Task to carry out:
Restate the records that follow word for word; no pictures should appear.

Material for this exercise:
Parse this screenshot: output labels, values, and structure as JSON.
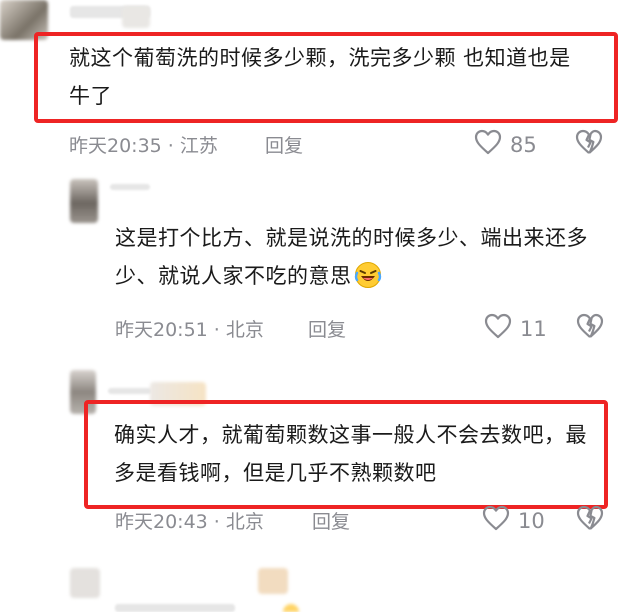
{
  "comments": [
    {
      "text": "就这个葡萄洗的时候多少颗，洗完多少颗 也知道也是牛了",
      "time": "昨天20:35",
      "location": "江苏",
      "reply_label": "回复",
      "likes": "85"
    },
    {
      "text": "这是打个比方、就是说洗的时候多少、端出来还多少、就说人家不吃的意思",
      "time": "昨天20:51",
      "location": "北京",
      "reply_label": "回复",
      "likes": "11"
    },
    {
      "text": "确实人才，就葡萄颗数这事一般人不会去数吧，最多是看钱啊，但是几乎不熟颗数吧",
      "time": "昨天20:43",
      "location": "北京",
      "reply_label": "回复",
      "likes": "10"
    }
  ],
  "icons": {
    "like": "heart-outline",
    "dislike": "broken-heart-outline",
    "emoji": "laughing-tears-emoji"
  },
  "colors": {
    "highlight_border": "#ee2424",
    "meta_text": "#8a8b91",
    "body_text": "#1a1a1a"
  }
}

Response to this exercise:
Parse this screenshot: output labels, values, and structure as JSON.
{
  "comments": [
    {
      "text": "就这个葡萄洗的时候多少颗，洗完多少颗 也知道也是牛了",
      "time": "昨天20:35",
      "location": "江苏",
      "reply_label": "回复",
      "likes": "85"
    },
    {
      "text": "这是打个比方、就是说洗的时候多少、端出来还多少、就说人家不吃的意思",
      "time": "昨天20:51",
      "location": "北京",
      "reply_label": "回复",
      "likes": "11"
    },
    {
      "text": "确实人才，就葡萄颗数这事一般人不会去数吧，最多是看钱啊，但是几乎不熟颗数吧",
      "time": "昨天20:43",
      "location": "北京",
      "reply_label": "回复",
      "likes": "10"
    }
  ],
  "icons": {
    "like": "heart-outline",
    "dislike": "broken-heart-outline",
    "emoji": "laughing-tears-emoji"
  },
  "colors": {
    "highlight_border": "#ee2424",
    "meta_text": "#8a8b91",
    "body_text": "#1a1a1a"
  }
}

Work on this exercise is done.